The trails were wide ranging from 1.5m to more than 2m wide and with not that many participants, it was fairly easy to run without any "human jam". The ground for the most part were soft trail with small loose rocks and laterites. While it may be difficult for grip, it didn't really pose any problems for those with a good pair of trail shoes. However, what we had to be mindful of was "minefields", not the type that can main or kill but something worse; cow dungs. And they were everywhere since there were plenty of farms around the areas.
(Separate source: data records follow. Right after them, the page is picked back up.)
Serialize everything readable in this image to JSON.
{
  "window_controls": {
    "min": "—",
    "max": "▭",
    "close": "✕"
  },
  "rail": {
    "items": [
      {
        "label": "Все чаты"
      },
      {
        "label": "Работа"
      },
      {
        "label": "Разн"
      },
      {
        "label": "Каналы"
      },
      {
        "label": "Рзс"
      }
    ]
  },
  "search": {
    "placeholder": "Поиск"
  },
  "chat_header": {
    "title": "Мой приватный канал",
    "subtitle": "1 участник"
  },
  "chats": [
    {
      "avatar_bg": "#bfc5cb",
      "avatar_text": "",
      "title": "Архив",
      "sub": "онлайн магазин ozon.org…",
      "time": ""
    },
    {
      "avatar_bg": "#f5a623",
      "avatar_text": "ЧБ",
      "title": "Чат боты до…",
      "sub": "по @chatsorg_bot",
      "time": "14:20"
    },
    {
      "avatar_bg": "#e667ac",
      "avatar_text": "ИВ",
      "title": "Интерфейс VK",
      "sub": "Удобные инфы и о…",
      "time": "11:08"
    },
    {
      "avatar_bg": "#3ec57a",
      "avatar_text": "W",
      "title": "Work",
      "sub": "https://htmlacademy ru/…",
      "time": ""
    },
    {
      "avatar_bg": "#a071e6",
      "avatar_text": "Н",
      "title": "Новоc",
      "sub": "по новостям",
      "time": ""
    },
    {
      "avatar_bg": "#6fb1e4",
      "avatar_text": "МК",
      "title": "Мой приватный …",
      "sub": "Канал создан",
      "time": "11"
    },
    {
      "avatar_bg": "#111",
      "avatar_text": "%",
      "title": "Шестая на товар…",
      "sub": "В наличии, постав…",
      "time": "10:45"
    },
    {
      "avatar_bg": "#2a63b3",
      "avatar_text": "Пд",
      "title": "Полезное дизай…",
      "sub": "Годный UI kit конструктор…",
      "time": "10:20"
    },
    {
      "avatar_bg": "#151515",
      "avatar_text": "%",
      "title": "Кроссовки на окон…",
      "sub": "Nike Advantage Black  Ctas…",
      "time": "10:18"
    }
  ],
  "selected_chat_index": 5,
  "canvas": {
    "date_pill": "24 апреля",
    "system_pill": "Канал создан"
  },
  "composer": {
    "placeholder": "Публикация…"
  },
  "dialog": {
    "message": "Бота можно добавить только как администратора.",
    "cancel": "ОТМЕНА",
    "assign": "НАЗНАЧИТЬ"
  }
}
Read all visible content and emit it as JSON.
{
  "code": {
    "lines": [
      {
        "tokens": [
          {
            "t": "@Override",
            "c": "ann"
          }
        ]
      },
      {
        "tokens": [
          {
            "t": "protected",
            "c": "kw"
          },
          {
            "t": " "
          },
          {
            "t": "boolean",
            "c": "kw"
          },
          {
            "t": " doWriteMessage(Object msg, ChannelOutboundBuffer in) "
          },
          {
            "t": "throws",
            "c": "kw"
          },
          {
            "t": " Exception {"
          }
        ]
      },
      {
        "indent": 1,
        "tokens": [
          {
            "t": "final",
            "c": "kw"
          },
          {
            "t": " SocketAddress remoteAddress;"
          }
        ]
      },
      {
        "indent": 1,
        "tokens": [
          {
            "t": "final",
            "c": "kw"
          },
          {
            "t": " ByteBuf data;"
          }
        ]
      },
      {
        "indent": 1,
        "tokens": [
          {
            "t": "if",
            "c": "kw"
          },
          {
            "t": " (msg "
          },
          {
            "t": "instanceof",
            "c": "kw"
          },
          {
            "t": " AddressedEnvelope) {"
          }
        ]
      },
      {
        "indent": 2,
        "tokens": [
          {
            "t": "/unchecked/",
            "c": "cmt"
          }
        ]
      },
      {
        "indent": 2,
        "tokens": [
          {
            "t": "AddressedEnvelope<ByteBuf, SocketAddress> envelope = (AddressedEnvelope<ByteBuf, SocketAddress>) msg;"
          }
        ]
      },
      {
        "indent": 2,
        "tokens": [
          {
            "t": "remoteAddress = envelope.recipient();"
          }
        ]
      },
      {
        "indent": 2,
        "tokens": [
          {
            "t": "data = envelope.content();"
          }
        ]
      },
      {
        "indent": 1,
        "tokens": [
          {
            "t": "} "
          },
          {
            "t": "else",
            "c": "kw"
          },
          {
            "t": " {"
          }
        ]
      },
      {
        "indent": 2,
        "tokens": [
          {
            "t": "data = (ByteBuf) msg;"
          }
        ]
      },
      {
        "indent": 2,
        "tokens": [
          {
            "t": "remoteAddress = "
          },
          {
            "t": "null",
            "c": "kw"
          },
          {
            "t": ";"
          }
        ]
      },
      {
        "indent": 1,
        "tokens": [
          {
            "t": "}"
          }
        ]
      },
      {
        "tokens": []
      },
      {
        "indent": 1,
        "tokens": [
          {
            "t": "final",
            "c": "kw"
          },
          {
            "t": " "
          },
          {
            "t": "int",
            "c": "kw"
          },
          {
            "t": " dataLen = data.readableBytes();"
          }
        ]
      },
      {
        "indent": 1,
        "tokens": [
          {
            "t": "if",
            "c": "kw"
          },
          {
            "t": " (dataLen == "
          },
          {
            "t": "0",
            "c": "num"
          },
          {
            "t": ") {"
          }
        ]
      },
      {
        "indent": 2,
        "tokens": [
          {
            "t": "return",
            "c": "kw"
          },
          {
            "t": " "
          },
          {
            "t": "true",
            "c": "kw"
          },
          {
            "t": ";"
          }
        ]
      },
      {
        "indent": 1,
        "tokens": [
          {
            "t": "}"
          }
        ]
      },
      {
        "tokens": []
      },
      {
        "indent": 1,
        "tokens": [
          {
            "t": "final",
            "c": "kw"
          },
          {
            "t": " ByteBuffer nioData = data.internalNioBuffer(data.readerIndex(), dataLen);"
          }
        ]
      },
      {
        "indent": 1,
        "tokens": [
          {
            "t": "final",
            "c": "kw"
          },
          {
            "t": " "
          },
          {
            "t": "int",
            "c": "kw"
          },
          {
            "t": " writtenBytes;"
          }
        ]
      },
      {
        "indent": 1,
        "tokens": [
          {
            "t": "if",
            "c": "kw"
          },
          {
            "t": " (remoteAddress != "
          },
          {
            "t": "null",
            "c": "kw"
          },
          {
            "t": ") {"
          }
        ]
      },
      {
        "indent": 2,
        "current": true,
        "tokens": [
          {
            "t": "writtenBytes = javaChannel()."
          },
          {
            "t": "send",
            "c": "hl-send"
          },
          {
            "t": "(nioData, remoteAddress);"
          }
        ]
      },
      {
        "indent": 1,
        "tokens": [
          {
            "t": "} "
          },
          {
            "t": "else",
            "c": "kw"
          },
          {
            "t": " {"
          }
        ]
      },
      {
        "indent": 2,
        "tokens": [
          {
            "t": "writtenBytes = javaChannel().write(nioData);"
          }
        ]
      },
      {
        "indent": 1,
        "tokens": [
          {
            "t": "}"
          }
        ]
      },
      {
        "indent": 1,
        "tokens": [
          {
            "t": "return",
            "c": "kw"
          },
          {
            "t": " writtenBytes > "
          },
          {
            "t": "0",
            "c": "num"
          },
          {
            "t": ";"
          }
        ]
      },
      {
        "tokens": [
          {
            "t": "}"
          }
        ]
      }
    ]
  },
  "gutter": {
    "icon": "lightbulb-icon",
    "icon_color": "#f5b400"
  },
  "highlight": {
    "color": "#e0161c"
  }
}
For the most part, we were running right in the open and we were thankful that the sun did not come out at all. During the 3 hours we were out there, it was cloudy throughout and the temperature was around 20 to 23 degrees. With our slow pace and the great weather, it was photo shooting time as I snapped photo after photo of the every changing landscape.
The route wind through the base of the hills and the highest we climbed was all the way up to 550metres according to my GPS. Then it was a series of up and down but nothing that was really tough or not "runnable". In fact, I think at least for the 25km distance, it is easier than the Singapore edition.
This is the course elevation
This being the outskirts, there were relatively few villagers unlike in say Cambodia but nevertheless, what little support from the villagers and the kids were a sight for sore eyes.
We finally finished our sight seeing race in slightly over 3 hours. I dare say if not for the many stops to enjoy the view and take photos, we probably will have finished in under 3 hours. In any case, this was a PB since my last race of the same distance in Singapore was a miserable 3.30+ hours.
While some may not agree, I think after completing this, that the Singapore edition is tougher. Firstly, the weather here is fantastic and I understand it is like this most time. Secondly, the trails are easier to run as opposed to the narrow and rocky trails in MacRitchie or Bukit Timah. While there are more uphill here, the gradient are not so steep and long to force one to have to walk up the slopes. Unfortunately, I heard they will be moving the race site again for next year otherwise I will highly recommend this race for beginners to trail races.